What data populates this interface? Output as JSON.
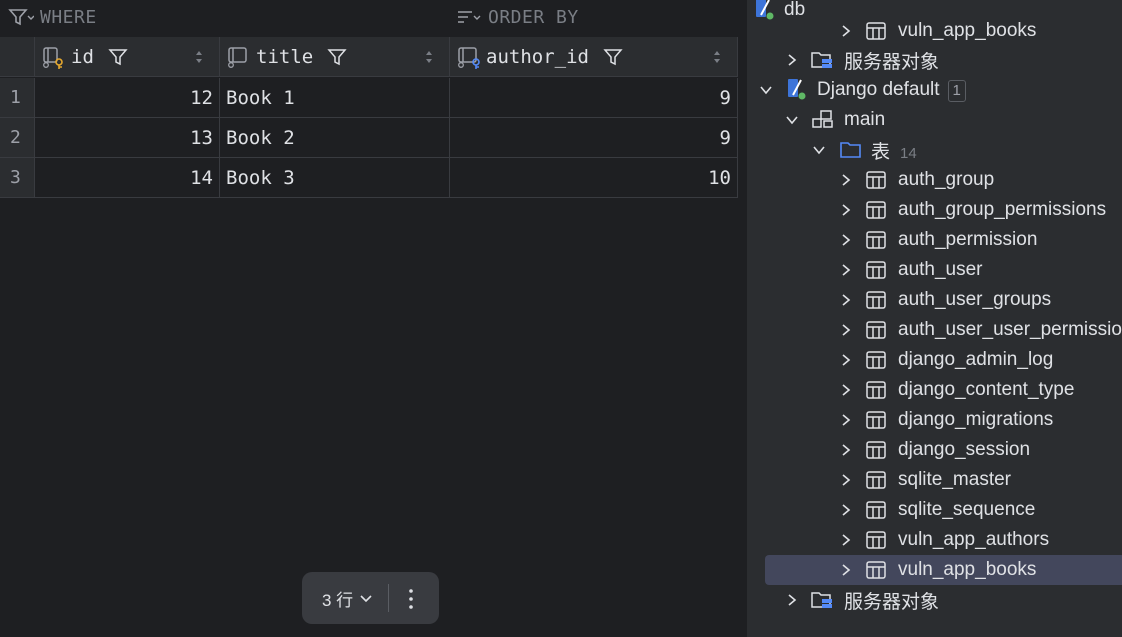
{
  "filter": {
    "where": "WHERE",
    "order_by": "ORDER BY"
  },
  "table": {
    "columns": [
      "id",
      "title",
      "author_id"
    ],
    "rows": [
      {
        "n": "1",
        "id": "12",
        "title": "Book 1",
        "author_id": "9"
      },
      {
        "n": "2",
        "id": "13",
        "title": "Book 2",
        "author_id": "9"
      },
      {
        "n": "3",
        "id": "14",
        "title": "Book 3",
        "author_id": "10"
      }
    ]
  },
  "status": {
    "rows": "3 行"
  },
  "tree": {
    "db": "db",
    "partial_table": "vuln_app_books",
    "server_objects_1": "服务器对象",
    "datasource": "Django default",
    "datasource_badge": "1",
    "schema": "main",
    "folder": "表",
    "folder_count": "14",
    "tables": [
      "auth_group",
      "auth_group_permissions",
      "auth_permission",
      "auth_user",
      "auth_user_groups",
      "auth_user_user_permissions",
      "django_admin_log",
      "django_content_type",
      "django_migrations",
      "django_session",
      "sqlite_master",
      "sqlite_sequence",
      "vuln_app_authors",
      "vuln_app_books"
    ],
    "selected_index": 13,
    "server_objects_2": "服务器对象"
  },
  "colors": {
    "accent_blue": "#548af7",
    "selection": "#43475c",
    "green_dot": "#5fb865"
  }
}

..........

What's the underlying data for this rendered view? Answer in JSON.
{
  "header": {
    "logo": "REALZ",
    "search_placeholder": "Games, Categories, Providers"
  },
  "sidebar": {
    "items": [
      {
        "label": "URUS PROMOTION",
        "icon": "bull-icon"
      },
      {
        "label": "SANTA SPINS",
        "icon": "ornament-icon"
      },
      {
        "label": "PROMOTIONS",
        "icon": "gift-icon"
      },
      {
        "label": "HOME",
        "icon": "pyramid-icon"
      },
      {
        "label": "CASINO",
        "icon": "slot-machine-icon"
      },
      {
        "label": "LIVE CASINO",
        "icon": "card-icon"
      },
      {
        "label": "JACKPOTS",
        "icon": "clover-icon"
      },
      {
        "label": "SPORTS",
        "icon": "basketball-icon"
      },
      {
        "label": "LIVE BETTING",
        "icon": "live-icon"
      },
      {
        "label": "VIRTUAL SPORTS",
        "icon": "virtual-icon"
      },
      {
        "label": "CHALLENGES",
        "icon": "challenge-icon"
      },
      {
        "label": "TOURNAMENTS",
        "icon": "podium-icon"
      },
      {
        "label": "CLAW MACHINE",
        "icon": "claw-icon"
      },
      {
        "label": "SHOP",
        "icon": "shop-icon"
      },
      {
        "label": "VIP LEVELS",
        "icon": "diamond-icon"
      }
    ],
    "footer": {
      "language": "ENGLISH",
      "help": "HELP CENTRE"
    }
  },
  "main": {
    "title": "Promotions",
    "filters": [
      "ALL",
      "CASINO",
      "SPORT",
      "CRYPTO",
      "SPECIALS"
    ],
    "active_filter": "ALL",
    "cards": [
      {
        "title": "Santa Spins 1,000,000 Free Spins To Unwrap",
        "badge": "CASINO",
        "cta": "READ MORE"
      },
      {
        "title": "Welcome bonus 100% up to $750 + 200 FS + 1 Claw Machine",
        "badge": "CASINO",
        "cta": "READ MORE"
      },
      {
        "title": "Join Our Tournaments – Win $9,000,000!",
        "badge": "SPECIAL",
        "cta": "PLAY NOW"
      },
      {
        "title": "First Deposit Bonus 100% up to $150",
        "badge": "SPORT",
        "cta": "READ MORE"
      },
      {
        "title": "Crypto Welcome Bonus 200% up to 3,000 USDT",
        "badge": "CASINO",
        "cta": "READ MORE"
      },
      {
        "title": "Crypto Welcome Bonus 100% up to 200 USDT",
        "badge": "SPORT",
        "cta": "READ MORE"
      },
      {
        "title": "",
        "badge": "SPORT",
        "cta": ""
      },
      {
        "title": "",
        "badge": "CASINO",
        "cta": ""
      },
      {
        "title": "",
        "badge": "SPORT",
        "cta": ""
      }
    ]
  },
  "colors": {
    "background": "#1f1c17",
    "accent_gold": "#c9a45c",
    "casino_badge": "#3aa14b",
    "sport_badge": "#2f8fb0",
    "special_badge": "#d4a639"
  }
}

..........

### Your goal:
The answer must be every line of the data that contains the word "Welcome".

### Output of the exercise:
        "title": "Welcome bonus 100% up to $750 + 200 FS + 1 Claw Machine",
        "title": "Crypto Welcome Bonus 200% up to 3,000 USDT",
        "title": "Crypto Welcome Bonus 100% up to 200 USDT",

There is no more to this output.